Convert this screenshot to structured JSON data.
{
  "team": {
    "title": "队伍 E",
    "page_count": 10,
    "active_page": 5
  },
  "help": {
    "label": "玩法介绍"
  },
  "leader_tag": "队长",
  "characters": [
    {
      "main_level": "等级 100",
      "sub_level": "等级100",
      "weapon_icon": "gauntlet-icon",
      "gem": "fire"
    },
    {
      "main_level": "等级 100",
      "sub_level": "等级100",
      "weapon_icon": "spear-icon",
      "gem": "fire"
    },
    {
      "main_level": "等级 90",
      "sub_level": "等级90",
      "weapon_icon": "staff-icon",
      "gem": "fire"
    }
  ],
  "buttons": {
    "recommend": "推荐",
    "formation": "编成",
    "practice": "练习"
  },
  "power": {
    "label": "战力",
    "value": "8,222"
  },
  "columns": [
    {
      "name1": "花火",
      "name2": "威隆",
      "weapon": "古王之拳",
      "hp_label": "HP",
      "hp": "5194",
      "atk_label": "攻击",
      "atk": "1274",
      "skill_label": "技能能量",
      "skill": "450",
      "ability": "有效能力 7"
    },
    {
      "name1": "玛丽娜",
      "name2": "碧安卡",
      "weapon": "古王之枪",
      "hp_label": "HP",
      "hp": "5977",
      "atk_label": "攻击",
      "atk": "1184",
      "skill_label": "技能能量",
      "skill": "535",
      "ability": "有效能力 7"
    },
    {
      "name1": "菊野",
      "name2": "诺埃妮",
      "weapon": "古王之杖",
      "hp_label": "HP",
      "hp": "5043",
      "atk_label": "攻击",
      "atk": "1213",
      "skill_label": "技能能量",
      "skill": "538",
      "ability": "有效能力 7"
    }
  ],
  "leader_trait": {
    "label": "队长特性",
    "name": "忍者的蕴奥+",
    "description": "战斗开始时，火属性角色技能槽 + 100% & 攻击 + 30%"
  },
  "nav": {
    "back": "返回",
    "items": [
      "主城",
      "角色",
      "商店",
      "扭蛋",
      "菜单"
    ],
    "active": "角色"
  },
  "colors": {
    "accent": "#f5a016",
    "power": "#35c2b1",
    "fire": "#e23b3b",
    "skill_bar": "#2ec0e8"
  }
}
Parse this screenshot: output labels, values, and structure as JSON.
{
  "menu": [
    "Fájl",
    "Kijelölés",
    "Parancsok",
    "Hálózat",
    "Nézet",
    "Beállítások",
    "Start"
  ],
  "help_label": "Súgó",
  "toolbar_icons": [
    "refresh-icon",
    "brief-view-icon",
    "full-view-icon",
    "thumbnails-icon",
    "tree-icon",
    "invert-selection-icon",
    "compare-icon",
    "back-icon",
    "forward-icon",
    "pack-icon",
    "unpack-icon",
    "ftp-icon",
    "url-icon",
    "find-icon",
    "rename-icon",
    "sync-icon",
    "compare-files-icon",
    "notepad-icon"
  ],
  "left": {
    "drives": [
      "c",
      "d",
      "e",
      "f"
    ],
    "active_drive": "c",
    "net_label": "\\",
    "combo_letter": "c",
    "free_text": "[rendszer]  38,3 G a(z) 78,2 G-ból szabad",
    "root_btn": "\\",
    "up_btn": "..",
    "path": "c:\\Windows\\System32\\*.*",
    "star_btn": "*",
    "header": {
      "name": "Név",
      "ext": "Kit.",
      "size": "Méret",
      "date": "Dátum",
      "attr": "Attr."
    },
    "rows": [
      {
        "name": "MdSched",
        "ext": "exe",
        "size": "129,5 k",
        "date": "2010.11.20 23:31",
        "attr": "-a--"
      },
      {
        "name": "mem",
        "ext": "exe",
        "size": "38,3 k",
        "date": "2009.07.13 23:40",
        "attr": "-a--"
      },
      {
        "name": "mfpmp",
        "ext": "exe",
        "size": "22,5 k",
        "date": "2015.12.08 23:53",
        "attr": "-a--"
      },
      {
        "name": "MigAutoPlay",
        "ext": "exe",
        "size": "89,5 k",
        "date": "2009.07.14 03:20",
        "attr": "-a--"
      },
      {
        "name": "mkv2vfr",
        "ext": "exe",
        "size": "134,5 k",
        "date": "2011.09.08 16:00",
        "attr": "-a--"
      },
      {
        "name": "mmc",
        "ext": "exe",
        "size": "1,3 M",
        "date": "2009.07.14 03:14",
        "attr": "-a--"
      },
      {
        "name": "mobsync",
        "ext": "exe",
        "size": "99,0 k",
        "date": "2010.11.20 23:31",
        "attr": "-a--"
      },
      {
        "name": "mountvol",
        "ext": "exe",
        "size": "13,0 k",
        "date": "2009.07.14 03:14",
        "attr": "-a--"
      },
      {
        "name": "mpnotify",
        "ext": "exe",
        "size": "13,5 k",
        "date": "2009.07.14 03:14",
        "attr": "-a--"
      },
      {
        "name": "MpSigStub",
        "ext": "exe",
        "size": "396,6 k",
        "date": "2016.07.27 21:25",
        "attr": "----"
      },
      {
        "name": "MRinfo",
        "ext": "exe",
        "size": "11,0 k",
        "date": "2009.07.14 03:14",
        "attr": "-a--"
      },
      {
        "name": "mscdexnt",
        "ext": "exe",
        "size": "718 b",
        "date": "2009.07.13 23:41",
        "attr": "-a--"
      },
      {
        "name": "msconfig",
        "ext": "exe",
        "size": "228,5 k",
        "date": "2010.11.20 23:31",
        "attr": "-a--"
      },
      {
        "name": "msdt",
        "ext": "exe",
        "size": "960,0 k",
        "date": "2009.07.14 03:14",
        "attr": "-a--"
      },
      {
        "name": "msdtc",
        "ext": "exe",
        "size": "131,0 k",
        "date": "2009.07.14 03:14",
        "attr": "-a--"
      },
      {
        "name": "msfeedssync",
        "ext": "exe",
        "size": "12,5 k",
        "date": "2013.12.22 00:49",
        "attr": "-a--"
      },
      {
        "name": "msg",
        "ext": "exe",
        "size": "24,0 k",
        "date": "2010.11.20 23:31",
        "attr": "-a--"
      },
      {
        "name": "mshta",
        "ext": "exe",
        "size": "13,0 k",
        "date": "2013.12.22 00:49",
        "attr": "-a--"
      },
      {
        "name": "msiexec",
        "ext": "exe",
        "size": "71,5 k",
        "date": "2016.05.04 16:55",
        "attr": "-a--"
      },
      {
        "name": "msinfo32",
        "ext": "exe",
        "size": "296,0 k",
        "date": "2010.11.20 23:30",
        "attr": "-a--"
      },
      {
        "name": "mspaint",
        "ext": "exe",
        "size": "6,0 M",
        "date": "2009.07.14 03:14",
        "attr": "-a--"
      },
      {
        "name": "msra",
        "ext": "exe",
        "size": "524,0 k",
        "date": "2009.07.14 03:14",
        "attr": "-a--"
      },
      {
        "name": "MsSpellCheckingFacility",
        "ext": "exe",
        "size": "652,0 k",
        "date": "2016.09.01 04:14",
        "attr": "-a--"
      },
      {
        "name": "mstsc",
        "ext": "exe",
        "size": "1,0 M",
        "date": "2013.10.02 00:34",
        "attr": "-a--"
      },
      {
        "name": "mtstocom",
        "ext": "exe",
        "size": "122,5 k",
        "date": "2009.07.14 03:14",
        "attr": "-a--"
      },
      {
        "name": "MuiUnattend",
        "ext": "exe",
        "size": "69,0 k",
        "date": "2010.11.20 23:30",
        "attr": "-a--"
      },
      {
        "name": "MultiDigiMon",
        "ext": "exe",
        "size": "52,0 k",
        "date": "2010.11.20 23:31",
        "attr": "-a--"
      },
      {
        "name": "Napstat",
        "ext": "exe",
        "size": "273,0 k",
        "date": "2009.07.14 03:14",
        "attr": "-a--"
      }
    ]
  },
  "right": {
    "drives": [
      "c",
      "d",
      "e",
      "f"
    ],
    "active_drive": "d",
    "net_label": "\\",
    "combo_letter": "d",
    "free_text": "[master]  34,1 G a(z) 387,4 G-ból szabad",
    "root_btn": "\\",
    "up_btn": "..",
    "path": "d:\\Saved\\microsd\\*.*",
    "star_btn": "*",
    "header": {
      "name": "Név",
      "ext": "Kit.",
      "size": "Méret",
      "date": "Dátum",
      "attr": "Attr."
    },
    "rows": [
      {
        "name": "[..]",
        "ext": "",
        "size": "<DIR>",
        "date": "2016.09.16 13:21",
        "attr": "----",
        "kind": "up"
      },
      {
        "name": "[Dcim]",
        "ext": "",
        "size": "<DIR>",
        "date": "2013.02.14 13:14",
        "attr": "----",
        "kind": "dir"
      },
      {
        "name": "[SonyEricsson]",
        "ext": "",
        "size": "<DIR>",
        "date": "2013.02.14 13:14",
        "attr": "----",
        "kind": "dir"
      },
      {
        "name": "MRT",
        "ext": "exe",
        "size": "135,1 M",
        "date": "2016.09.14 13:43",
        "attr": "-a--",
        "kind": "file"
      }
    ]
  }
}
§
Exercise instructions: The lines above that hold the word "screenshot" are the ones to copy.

Result:
Convert this screenshot to structured JSON data.
Parse this screenshot: output labels, values, and structure as JSON.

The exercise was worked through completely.